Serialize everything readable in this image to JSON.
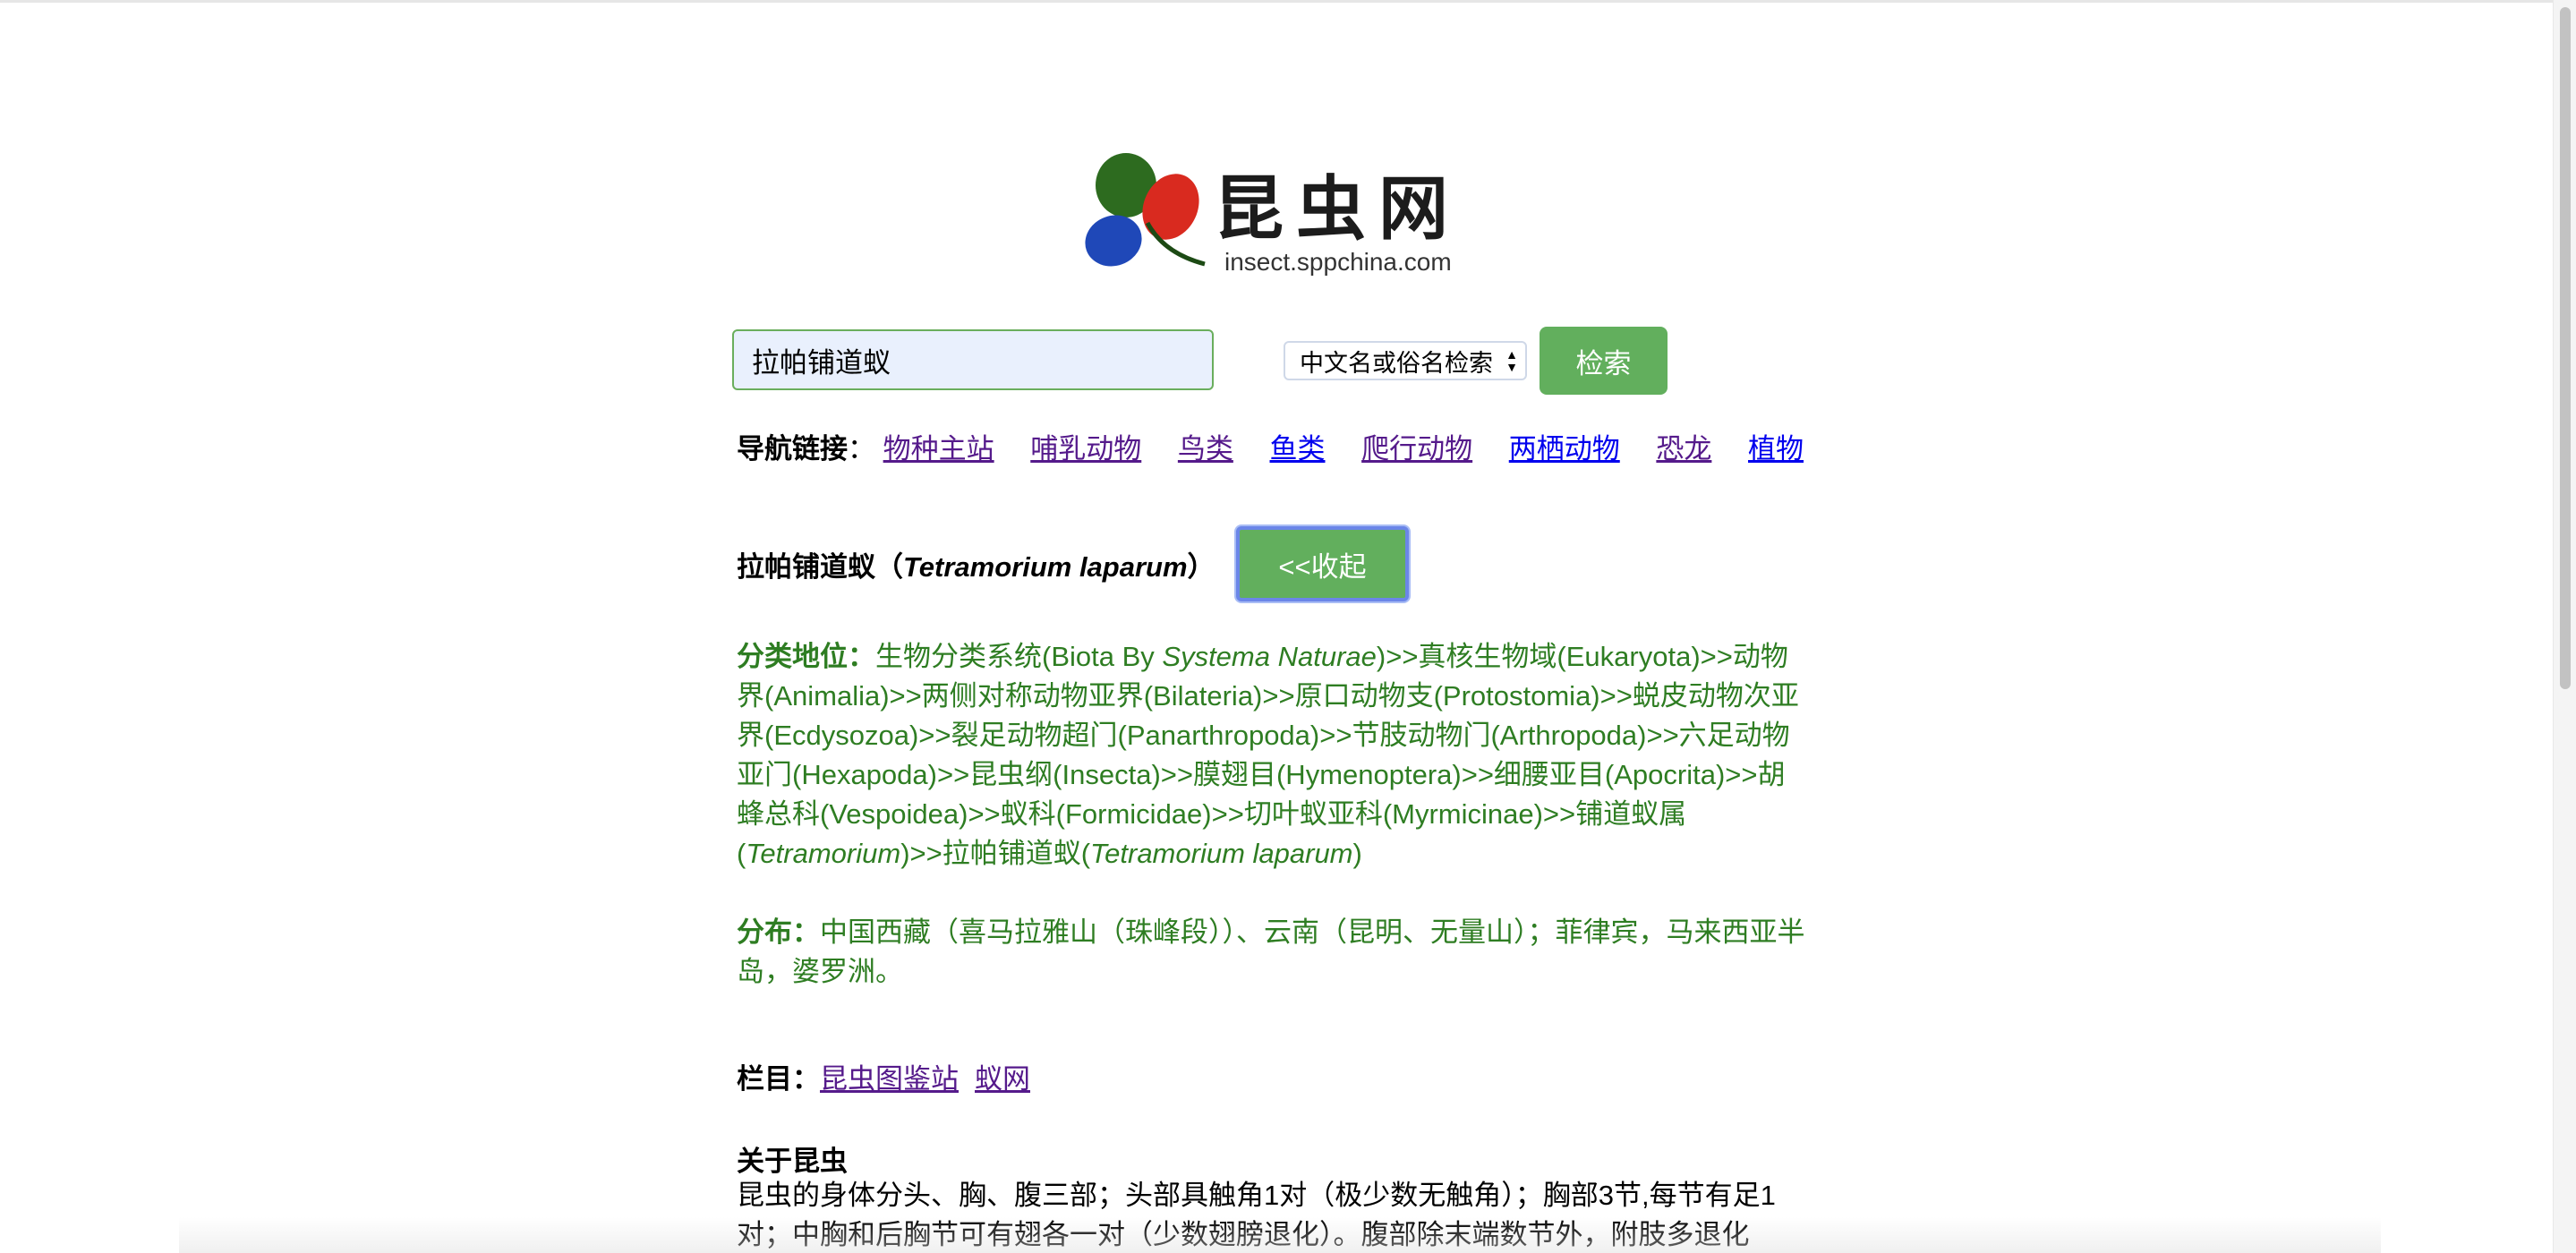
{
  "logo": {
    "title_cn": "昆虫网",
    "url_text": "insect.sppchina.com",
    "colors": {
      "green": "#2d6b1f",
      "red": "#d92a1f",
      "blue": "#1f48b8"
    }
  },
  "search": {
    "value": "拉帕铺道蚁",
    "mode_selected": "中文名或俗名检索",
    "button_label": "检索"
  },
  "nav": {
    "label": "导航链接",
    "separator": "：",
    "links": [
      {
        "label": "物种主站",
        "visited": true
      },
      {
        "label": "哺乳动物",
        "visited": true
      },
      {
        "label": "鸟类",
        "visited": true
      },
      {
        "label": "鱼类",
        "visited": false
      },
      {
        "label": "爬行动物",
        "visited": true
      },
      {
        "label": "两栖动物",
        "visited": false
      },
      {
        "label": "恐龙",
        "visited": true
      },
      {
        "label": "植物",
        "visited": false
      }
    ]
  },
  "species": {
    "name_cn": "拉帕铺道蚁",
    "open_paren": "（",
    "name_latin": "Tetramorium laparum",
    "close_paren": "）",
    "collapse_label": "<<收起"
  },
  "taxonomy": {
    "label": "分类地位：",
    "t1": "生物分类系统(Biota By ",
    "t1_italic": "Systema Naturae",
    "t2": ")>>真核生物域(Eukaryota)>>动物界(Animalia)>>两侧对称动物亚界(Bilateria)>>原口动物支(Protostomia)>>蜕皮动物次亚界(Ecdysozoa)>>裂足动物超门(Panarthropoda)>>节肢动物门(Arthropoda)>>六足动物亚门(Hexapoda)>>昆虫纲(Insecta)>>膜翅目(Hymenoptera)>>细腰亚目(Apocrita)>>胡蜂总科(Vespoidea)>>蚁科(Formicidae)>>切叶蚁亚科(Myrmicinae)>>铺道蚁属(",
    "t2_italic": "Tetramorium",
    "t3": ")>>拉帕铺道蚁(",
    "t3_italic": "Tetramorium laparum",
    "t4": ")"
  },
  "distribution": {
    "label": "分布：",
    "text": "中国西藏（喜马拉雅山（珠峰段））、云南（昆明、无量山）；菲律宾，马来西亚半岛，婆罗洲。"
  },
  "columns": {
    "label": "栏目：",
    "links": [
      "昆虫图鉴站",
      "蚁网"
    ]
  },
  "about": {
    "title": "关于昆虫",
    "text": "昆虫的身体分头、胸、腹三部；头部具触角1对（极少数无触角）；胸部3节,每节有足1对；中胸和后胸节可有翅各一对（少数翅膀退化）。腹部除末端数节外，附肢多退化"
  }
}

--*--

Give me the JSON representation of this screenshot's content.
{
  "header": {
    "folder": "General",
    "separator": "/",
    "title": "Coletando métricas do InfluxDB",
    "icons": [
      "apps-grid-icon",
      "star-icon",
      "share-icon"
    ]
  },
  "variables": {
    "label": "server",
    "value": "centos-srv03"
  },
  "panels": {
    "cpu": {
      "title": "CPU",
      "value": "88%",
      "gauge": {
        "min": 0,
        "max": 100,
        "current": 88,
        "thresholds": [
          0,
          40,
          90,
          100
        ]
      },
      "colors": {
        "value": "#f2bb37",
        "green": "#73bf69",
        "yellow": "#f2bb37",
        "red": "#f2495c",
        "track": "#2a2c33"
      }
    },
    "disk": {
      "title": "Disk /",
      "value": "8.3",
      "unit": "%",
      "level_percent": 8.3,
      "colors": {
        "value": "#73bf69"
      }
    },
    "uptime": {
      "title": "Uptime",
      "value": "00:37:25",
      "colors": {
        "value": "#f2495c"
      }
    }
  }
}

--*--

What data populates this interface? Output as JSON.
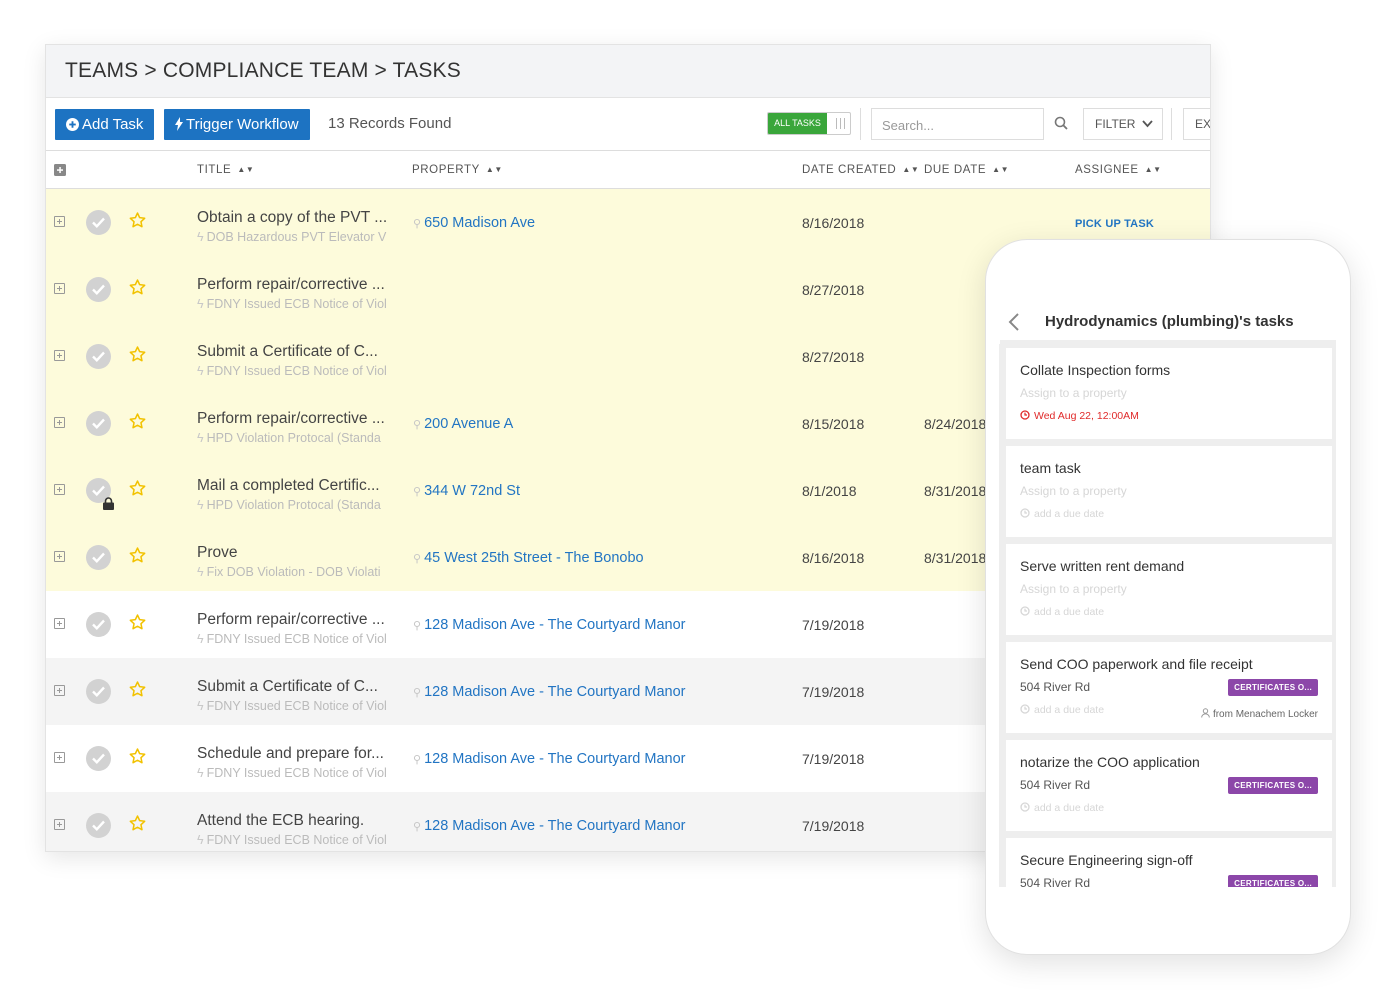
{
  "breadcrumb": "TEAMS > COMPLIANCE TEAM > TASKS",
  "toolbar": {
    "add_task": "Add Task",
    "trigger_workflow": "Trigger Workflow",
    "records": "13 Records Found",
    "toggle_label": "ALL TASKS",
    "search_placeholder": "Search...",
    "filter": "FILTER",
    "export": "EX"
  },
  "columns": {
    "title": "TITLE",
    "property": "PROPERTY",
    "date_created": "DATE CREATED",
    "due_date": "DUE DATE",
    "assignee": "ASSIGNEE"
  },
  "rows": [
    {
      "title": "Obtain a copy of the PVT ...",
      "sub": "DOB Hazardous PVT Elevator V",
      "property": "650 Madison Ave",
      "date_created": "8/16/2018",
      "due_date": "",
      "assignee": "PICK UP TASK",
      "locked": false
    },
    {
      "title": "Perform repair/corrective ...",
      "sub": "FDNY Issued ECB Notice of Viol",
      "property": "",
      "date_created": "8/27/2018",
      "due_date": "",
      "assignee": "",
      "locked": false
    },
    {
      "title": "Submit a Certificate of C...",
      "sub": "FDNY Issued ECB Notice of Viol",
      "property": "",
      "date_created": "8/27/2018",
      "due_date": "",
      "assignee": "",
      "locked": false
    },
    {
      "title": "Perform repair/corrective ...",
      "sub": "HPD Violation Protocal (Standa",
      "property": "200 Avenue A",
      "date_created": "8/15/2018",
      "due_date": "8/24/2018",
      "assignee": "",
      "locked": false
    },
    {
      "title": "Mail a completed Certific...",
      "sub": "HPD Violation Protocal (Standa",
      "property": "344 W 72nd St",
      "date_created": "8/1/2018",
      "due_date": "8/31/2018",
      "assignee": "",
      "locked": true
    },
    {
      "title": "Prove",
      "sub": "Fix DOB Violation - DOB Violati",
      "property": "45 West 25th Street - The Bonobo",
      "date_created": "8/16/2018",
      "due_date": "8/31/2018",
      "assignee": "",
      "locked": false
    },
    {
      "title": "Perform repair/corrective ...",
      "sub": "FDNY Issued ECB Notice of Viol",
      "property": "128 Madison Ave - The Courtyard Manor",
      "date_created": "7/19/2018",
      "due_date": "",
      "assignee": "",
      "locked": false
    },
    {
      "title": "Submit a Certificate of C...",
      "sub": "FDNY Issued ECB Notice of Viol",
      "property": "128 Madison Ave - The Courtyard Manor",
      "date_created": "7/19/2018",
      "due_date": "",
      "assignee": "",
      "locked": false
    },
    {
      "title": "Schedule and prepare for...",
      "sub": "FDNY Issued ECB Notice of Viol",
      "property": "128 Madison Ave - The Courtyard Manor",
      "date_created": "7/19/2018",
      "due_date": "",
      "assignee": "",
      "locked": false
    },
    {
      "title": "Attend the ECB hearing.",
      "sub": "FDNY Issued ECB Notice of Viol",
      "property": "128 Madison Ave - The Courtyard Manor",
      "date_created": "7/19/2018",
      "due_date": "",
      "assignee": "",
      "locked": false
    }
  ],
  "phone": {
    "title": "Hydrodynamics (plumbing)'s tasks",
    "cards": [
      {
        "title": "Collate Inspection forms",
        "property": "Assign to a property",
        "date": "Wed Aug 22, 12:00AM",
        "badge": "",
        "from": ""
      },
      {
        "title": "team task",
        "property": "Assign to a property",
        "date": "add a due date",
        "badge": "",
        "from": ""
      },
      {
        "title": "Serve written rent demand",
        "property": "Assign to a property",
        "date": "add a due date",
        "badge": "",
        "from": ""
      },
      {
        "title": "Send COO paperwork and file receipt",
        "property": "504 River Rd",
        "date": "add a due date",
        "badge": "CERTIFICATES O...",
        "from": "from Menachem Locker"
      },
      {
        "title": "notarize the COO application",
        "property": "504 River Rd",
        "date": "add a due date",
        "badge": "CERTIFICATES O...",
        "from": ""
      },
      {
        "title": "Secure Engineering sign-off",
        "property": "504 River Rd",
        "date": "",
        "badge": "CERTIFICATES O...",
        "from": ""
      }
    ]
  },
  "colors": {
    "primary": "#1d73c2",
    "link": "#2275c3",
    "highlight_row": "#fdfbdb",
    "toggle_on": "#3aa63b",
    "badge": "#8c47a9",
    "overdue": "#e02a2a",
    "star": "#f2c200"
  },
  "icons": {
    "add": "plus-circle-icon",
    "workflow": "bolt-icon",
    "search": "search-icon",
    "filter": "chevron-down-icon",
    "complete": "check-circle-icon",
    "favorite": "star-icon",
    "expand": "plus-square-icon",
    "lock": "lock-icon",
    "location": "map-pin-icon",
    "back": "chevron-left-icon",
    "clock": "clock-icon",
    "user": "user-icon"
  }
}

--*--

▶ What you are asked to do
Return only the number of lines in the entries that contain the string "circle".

▶ Output below
2